| Brief |
Report the count of lines containing the word "Varghese" in these records, with no other text.

Recorded data:
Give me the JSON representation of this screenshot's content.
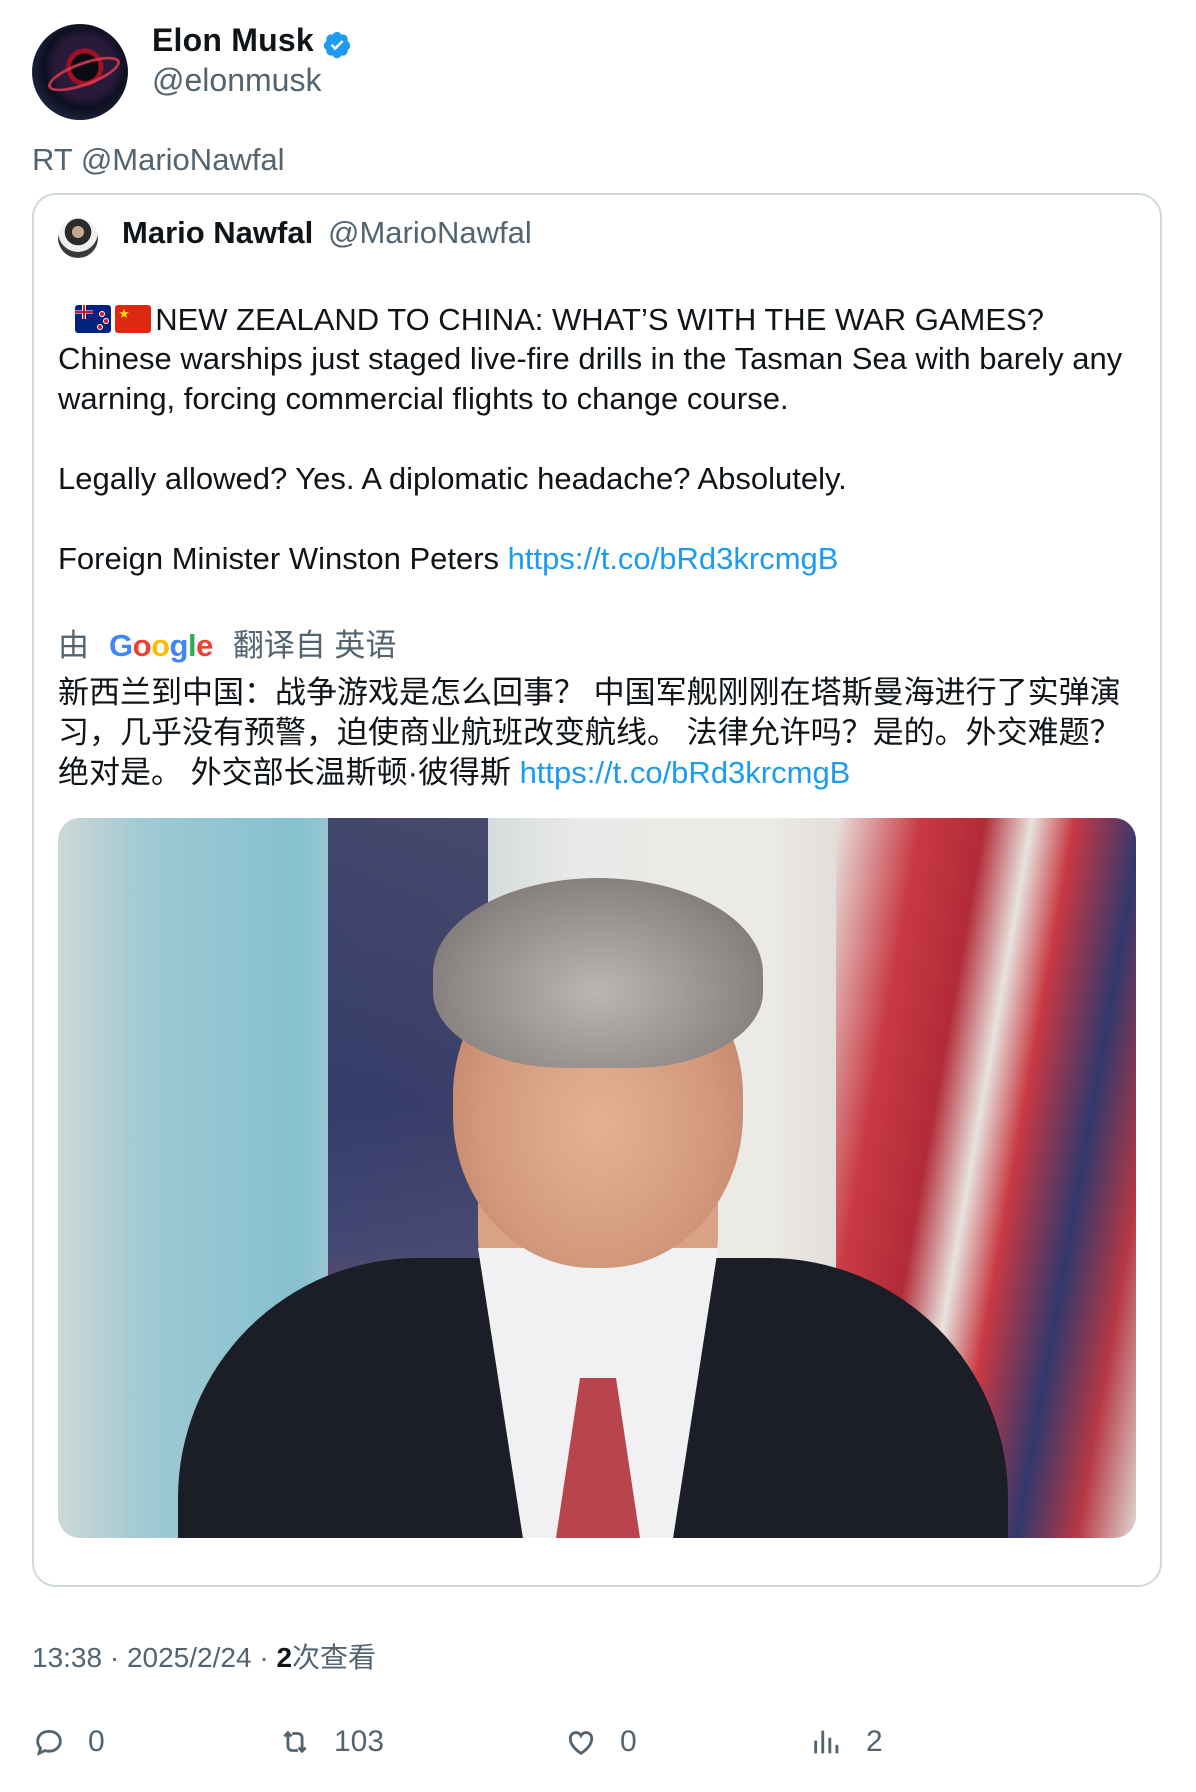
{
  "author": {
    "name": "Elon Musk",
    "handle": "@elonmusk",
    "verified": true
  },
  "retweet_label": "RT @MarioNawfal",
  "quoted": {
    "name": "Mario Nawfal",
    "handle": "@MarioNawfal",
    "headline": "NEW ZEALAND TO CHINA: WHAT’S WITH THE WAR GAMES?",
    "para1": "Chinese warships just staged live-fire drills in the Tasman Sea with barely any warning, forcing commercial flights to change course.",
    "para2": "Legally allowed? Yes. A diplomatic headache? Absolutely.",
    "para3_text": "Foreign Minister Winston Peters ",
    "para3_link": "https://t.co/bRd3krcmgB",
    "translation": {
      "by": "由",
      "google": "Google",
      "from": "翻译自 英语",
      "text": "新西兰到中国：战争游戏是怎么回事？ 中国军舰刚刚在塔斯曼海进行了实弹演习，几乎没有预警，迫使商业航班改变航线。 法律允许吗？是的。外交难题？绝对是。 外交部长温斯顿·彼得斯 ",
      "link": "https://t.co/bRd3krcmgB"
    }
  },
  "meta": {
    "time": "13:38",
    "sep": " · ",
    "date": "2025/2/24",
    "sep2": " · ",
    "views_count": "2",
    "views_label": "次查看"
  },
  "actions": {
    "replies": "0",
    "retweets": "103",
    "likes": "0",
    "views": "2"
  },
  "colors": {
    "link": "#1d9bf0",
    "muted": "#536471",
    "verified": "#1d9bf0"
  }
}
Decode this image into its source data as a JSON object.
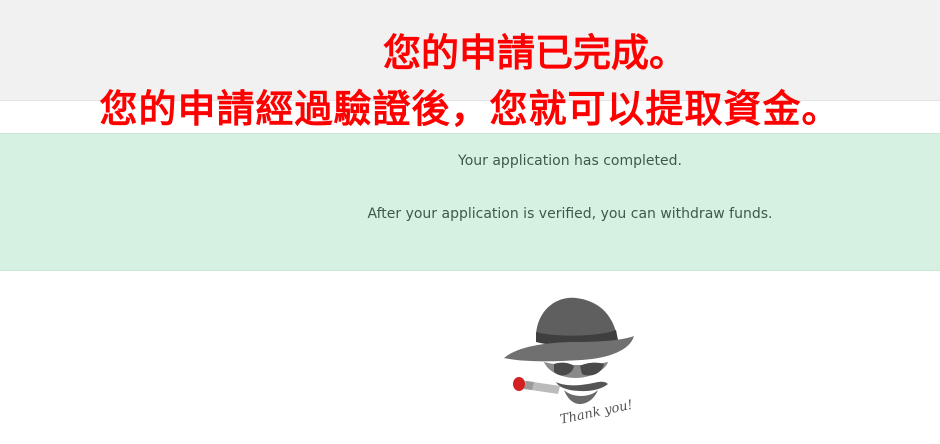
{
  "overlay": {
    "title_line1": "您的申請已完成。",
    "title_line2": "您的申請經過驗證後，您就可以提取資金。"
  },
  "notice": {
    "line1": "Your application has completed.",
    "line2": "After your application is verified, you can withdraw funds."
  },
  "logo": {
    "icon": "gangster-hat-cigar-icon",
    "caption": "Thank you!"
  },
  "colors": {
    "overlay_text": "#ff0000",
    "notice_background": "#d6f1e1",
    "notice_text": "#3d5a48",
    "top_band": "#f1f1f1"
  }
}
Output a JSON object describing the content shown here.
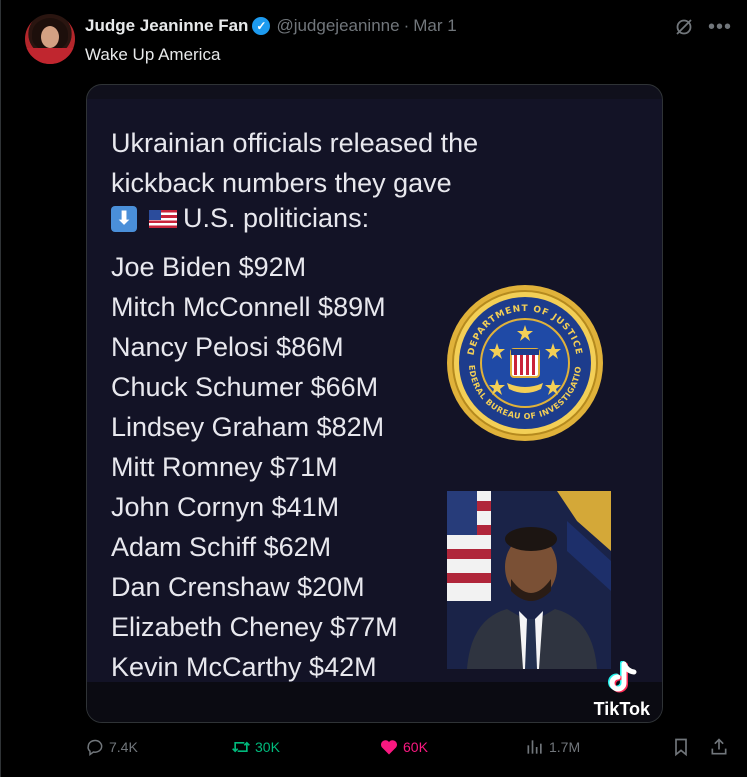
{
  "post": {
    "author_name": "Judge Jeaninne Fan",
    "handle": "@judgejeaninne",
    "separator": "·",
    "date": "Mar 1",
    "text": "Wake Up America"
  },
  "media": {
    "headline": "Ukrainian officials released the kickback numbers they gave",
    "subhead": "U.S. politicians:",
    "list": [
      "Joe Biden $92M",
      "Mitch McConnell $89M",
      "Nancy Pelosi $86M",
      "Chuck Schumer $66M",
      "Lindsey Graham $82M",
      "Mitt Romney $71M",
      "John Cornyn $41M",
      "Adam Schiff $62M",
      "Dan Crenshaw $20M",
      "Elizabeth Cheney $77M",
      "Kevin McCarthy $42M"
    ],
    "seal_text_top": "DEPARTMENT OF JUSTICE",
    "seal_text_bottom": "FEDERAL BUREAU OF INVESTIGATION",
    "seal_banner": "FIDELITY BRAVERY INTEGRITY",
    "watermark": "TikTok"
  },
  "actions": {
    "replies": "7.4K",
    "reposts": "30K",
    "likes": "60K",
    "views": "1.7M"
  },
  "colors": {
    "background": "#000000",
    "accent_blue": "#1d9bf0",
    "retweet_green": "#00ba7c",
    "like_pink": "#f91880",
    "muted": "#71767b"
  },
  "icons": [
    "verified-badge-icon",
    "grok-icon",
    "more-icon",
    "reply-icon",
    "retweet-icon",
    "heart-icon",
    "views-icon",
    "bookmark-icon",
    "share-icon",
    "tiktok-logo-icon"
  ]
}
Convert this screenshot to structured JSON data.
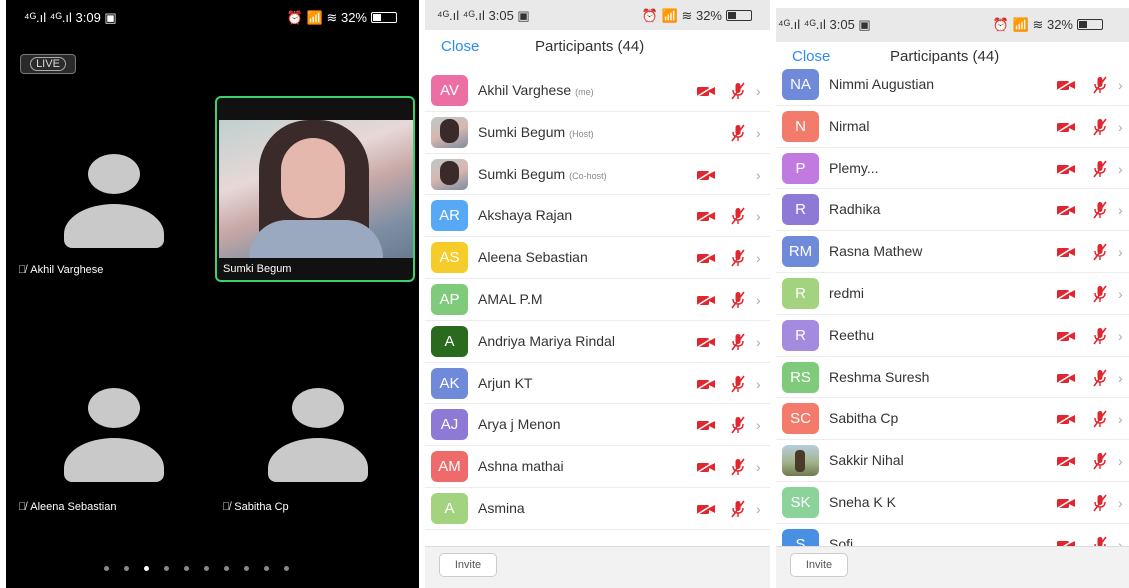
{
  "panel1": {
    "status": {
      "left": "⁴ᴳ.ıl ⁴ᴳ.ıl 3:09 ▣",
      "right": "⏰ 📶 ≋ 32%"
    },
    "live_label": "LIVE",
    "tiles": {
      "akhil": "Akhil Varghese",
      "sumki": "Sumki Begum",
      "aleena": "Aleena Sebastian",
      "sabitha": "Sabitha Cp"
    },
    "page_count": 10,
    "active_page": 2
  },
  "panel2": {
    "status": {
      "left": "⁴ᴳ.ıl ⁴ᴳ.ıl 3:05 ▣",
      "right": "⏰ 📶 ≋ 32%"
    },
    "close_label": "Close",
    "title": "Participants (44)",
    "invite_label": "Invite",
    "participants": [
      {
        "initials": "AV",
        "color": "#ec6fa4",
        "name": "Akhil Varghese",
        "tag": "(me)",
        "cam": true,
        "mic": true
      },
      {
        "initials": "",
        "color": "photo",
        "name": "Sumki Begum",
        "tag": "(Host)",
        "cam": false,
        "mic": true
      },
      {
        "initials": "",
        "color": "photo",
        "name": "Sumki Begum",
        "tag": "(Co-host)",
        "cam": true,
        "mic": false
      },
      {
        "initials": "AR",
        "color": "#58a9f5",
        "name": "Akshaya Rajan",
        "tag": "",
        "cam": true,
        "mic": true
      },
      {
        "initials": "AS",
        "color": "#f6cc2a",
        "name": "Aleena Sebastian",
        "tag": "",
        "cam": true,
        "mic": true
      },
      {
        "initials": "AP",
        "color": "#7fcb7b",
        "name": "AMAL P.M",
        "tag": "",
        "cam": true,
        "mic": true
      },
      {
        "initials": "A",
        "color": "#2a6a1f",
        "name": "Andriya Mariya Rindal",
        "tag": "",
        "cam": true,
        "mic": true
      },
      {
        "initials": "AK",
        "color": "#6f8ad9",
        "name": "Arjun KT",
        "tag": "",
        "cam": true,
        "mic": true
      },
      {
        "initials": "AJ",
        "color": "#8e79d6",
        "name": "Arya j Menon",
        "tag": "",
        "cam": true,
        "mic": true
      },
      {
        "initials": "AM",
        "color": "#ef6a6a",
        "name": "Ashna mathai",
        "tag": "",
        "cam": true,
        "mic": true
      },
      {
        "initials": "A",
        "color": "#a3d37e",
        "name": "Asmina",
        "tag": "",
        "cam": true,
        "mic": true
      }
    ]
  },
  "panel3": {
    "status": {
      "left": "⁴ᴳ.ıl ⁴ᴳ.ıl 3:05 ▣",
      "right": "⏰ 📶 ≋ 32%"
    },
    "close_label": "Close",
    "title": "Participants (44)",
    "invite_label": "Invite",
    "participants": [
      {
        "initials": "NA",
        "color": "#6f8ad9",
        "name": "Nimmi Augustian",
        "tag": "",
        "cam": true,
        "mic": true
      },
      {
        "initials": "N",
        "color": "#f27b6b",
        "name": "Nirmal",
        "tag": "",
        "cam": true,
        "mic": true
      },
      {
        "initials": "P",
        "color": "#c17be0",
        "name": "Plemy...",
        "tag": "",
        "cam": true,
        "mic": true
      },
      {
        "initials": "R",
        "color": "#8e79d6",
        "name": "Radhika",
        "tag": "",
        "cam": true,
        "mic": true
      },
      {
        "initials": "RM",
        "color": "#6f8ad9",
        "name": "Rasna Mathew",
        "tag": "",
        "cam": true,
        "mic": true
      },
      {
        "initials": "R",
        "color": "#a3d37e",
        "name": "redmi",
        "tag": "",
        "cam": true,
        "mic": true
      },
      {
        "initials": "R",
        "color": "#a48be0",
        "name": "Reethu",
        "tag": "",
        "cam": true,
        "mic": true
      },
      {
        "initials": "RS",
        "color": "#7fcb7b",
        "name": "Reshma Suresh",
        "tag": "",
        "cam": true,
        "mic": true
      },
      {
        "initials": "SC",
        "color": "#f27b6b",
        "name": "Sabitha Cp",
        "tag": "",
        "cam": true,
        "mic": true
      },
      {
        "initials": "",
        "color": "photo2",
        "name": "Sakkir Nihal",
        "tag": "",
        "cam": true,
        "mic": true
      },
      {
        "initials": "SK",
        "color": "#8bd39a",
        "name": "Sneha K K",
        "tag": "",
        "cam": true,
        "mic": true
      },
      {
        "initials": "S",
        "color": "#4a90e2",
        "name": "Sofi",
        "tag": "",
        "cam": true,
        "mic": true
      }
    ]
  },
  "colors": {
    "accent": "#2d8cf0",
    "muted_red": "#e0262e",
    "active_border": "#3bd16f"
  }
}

| Written answer |
2